Well, this isn’t the first time I’ve come cane-to-cane with cultural representations of blindness. As a lover and writer of poetry, I’m always running into Homer and John Milton. As a singer, I’m forever meeting up with Stevie, Ray, and Diane Schuur. Know any blind painters? I can’t think of any. Good thing I’m not much of a painting enthusiast!

There’s a blind girl in a Dickens story that irritates me. She and her father live in poverty, but, to soothe or entertain her, he tells her false stories about their living conditions. Here, I think, Dickens, you didn’t know any real blindies, did you? I wouldn’t fall for a hoax like that! Couldn’t she tell their house was cold?

Literature is full of blindies who don’t act like blindies—characters probably written by people who couldn’t tell braille from Morse code! So I’m thankful for Robert, because he enjoys his meatloaf. I’ve enjoyed meatloaf before. All blindies have.

I’d certainly prefer to meet Robert in a student’s paper. I was once editing a novel-length work for another student, when she dropped the aphorism, “Blind people’s lives are so much simpler, because they can’t see the material concerns of the world.” Ah, that sounds rather like Dickens and his angelic little blind girl! She doesn’t care that Daddy can’t afford food or coal, because she’s blind! And blind people can’t see food or warmth, so they don’t worry about such things.

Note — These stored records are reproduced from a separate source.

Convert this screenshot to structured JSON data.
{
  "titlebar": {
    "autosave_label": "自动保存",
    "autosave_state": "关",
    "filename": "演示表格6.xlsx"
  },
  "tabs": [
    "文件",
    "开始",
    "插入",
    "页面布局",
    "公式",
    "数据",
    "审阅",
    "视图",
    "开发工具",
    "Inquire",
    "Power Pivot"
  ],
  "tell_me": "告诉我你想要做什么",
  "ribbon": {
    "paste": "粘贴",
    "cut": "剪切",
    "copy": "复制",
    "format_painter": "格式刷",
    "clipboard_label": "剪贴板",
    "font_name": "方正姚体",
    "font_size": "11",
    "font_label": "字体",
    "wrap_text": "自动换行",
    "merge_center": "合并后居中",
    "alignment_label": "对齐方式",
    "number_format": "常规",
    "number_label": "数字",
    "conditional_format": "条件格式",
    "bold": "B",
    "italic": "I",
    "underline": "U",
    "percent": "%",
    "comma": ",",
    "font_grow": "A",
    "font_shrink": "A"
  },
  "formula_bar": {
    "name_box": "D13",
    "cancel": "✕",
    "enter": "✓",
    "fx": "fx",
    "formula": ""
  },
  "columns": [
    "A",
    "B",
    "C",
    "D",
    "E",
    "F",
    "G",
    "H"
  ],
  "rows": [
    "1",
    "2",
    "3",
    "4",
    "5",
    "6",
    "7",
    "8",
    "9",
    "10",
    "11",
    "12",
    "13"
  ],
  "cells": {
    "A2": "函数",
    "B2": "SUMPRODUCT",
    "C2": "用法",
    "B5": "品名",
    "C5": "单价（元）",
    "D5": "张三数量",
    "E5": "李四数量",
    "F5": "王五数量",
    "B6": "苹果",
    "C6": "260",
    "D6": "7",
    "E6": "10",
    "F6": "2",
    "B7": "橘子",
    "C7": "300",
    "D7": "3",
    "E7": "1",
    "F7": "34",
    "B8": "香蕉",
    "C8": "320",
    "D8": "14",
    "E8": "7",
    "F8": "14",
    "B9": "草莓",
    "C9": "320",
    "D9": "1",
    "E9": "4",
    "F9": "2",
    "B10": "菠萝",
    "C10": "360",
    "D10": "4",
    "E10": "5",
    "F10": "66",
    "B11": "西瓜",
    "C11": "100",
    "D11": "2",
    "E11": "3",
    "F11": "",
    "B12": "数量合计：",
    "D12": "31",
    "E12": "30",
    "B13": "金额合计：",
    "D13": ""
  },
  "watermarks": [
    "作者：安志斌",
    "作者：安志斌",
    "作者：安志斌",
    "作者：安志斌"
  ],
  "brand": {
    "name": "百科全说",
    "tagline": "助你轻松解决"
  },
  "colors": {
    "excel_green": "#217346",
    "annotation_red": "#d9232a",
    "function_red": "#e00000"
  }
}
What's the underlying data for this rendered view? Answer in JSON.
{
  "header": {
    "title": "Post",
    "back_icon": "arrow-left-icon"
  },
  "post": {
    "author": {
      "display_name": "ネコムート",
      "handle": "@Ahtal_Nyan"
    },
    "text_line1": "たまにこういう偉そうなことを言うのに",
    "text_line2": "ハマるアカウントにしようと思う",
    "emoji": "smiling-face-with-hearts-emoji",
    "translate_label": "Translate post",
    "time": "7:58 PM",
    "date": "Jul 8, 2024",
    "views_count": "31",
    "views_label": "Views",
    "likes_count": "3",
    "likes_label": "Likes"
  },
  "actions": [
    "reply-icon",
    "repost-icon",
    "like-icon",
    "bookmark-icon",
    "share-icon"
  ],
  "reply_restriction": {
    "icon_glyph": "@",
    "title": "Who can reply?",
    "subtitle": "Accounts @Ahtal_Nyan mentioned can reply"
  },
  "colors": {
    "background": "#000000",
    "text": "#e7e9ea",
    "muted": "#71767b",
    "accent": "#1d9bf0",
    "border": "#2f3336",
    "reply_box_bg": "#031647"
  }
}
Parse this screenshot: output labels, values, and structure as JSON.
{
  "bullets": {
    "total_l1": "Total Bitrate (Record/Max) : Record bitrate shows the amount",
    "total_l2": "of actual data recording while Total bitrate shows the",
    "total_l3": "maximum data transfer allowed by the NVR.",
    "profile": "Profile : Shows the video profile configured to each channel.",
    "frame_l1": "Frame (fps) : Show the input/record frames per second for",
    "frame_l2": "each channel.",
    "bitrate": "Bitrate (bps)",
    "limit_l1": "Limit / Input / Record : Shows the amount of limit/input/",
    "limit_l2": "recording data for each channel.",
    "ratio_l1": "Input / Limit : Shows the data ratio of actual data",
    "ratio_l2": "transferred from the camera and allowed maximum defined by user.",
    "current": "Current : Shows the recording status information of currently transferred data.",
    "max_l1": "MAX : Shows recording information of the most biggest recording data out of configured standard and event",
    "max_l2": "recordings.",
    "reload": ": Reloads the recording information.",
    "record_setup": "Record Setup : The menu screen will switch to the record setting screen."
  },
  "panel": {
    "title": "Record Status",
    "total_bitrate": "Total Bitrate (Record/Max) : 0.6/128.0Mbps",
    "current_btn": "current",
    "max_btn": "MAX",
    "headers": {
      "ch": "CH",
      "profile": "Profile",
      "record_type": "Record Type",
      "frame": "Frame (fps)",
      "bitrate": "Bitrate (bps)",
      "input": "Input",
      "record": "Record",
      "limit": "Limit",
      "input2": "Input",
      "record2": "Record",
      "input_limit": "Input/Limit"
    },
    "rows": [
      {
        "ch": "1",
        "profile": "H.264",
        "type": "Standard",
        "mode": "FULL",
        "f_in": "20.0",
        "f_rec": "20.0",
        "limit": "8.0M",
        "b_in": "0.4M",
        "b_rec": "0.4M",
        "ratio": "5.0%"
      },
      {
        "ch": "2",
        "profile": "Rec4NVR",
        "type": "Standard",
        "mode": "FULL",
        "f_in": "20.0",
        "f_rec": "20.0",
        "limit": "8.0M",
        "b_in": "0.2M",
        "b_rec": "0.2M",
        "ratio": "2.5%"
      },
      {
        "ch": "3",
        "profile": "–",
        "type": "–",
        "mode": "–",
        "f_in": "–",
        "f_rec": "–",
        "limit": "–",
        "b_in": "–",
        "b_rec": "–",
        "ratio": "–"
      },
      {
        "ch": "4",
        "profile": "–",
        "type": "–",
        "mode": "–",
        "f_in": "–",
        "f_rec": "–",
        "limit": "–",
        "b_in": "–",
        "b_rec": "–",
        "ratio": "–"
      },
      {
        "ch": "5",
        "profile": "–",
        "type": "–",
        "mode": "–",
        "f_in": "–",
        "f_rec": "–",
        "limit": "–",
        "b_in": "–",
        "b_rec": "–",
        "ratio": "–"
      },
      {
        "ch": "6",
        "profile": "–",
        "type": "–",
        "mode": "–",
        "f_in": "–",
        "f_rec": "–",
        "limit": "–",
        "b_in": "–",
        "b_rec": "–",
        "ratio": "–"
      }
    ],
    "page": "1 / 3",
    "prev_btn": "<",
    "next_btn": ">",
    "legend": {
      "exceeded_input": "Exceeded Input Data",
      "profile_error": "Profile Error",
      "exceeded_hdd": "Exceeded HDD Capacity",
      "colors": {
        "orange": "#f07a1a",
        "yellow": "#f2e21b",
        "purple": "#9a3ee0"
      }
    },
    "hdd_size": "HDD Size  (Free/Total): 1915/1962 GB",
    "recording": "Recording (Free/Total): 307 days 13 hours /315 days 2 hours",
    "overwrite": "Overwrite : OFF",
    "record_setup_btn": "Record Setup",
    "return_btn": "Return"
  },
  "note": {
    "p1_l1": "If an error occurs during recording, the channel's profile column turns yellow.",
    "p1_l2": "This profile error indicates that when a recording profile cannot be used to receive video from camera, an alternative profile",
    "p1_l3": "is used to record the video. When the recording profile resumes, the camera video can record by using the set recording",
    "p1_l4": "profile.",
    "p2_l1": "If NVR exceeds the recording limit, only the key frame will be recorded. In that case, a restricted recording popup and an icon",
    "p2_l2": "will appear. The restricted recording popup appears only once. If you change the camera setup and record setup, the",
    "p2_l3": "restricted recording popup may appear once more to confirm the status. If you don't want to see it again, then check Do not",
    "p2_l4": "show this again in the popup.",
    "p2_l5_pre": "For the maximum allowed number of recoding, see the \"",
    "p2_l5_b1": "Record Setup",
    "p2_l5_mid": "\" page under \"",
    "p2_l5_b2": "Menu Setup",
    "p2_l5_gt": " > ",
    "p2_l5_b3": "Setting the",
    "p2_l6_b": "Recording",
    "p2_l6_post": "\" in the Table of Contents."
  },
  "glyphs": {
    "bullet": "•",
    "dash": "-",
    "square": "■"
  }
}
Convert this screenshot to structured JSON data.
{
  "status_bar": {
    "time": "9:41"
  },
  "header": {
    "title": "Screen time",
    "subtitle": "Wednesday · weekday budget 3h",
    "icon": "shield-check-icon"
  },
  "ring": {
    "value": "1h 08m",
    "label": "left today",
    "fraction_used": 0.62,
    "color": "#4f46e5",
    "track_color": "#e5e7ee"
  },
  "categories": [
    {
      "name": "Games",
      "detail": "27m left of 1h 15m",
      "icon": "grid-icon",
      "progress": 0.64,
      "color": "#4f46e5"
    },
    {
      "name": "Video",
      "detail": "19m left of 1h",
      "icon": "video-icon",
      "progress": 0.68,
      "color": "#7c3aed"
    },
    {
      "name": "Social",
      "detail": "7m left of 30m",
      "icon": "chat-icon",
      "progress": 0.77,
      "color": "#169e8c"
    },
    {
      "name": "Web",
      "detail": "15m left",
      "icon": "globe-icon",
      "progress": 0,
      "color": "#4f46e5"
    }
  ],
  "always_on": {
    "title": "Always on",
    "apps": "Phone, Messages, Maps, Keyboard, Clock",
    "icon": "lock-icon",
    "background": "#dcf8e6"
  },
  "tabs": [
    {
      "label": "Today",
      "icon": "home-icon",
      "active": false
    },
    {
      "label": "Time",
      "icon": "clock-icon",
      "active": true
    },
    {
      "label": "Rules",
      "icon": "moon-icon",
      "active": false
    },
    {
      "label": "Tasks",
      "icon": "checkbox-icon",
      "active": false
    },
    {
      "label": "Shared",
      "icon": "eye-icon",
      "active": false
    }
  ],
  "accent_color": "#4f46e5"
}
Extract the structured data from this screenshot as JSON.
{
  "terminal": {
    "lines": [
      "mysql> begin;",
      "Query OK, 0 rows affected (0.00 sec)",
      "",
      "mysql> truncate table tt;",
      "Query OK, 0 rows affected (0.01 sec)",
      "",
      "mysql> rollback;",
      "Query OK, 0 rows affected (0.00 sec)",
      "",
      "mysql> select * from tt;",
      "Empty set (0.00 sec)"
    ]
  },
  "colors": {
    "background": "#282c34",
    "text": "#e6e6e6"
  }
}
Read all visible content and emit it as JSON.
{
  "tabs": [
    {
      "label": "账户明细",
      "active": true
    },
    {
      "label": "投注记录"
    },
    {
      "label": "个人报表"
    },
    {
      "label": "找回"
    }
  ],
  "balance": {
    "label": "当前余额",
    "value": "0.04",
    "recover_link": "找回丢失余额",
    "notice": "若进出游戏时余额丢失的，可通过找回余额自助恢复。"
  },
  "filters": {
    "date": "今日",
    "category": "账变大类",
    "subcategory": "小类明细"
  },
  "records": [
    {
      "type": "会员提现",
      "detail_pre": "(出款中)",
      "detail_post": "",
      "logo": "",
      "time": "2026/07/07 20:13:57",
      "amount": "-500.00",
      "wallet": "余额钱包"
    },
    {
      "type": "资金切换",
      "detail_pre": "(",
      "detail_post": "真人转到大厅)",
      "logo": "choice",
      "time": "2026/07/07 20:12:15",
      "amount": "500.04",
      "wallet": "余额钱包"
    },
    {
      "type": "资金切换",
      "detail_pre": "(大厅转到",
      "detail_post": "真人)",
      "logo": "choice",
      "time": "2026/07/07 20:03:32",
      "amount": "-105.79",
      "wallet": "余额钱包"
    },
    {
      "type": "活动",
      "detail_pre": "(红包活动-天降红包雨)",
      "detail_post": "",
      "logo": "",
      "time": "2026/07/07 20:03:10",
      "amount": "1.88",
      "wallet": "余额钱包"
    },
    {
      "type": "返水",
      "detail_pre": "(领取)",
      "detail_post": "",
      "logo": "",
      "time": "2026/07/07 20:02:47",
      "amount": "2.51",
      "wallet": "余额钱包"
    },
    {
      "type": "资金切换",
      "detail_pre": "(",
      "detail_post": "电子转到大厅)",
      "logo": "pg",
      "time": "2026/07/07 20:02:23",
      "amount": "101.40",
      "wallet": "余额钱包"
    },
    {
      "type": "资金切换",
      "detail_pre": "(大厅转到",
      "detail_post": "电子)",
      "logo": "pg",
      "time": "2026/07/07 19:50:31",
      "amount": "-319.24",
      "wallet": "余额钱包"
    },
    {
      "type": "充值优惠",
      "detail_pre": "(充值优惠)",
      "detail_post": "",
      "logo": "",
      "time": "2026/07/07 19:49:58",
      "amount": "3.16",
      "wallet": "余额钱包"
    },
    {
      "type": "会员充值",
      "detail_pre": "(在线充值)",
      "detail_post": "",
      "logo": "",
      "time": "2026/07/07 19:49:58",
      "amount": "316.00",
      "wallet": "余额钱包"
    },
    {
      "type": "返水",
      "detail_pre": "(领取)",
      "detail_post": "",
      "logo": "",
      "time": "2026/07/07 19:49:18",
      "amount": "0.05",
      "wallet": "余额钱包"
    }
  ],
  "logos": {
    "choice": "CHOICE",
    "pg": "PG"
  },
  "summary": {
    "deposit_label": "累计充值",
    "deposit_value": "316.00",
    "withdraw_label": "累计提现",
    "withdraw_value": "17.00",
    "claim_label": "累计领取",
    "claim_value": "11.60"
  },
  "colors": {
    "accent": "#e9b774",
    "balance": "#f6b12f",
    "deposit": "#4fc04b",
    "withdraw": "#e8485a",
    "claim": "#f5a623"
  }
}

I took my revenge when I met my client face-to-face. Prior to our meeting, we corresponded only by email. She had no idea that her editor, recommended by English department faculty, was blind. When she approached me in the lobby, I stood up to greet her, unfolding my cane. Her initial silence and subsequent awkwardness were quite rewarding.

So, this is a thank you to the God of Literary Representations of Blindness. May He continue to cast the users and abusers of these caricatures into my path, because they bring me much laughter.